If this feels familiar, well, it is.

The Grizzlies have a long and strong Indiana-to-Memphis pipeline of guys who have endeared themselves to this community with their play as well as their personal philanthropic touch.

Zach Randolph and Mike Conley, both with Indiana roots, were deeply embedded in this community as they drove the Grizzlies to seven consecutive playoff seasons during the Grit’N’Grind era. Randolph’s retired No. 50 sits high above FedExForum and he now serves as a franchise ambassador. The Grizzlies have also committed to retiring Conley’s No. 11 eventually.

Bane, however, only needs to look across his current locker room to find a teammate who’s traveled a similar pathway. Grizzlies star forward and fellow Indiana native Jaren Jackson Jr. has been instrumental since arriving in Memphis four years ago in the development of community voting initiatives as well as girls’ athletics and fitness programs.

Bane is already firmly following in some phenomenal footsteps as a person and player. His next goal is to partner with more of his current teammates to give back in even more ways throughout the region and across some of his colleagues’ hometowns.

“Just get out in the community, hang out and chill – bring people together,” Bane said of his motivation, especially coming out of a global pandemic that limited such gatherings. “I’ve talked to a few of my teammates about eventually doing some things together. Memphis being the place where I play, and Richmond, Indiana being the place where I grew up, those will be the two places that hit home the most. Anything on top of that is a cherry on top.”

Building on a sweet season on the court is the next task at hand.

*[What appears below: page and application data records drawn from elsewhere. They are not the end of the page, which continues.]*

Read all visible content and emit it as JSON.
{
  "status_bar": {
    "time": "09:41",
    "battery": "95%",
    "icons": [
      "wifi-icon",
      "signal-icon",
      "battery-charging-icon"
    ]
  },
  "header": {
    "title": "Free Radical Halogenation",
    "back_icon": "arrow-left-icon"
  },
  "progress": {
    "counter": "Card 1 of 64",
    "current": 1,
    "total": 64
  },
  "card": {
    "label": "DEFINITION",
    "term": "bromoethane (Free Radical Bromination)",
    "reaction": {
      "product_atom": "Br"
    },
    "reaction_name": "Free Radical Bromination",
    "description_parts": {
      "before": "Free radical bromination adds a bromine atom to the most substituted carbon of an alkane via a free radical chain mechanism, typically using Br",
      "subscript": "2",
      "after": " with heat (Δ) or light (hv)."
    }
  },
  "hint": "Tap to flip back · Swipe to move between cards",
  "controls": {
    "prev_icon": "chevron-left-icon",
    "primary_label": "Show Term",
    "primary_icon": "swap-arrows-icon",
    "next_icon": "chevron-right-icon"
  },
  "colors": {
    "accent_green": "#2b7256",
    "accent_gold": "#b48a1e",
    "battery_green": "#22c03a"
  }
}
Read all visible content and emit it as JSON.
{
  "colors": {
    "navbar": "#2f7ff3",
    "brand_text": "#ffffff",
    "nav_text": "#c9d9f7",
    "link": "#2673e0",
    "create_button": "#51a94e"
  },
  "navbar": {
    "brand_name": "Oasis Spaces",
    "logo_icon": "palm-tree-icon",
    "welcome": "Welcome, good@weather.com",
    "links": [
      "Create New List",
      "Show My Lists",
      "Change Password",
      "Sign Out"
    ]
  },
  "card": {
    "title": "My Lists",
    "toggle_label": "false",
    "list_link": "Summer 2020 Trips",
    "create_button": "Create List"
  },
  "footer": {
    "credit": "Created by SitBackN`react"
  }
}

Bane, Jackson and All-NBA point guard Ja Morant anchor a chore group that returns largely intact from a team that was one of the league’s most improved squads last season. The Grizzlies have advanced a step farther in the postseason in each of coach Taylor Jenkins’ three seasons in Memphis. They’ve re-signed point guard Tyus Jones in free agency and added four players, including first-round picks in forwards Jake LaRavia and David Roddy, in June’s draft.

Fulfilling his role as a young veteran, Bane hosted the rookies at his Memphis home when they arrived in town after the draft to prepare for NBA summer league action. He’s also taken on more of a mentoring and workout role with forward Ziaire Williams, last year’s lottery pick.

As far as boosting his own game, Bane knows he’ll need to come back even better and stronger to deal with the increased attention he’s certain to attract from opposing teams this time around.

Bane set a franchise record with 271 made 3-pointers, doubled his scoring from his rookie season to 18.2 points a game last season and shot 43.6-percent from beyond the arc. He was also third among all players in 3-pointers made per game during the playoffs.

Playing alongside Morant, Bane is confident the Grizzlies will again boast one of the most productive backcourts in the league. But the ultimate goal is team success and returning to the playoffs for a third straight season to make a deeper run.

“That was some of the most fun basketball I’ve had since I was a kid,” Bane insisted of last year’s playoff performance. “The regular season was extremely important for us, but we’re trying to make some more noise in the playoffs. You look at the best teams, Golden State and the top teams across the league that have been able to build something over a long period of time – that’s part of our journey. We’ve got to the playoffs the last two years, and we’re surrounding that core with the right pieces. The sky is the limit.”

While reaching for the sky with his team, Bane is eager to stay grounded in community work.

His primary reason?

“There’s a lot of blue-collar people here trying to make something of themselves,” Bane insists.

Considering his work ethic on and off the court, count Bane among them.

The contents of this page have not been reviewed or endorsed by the Memphis Grizzlies. All opinions expressed by Michael Wallace are solely his own and do not reflect the opinions of the Memphis Grizzlies or its Basketball Operations staff, owners, parent companies, partners or sponsors. His sources are not known to the Memphis Grizzlies and he has no special access to information beyond the access and privileges that go along with being an NBA accredited member of the media.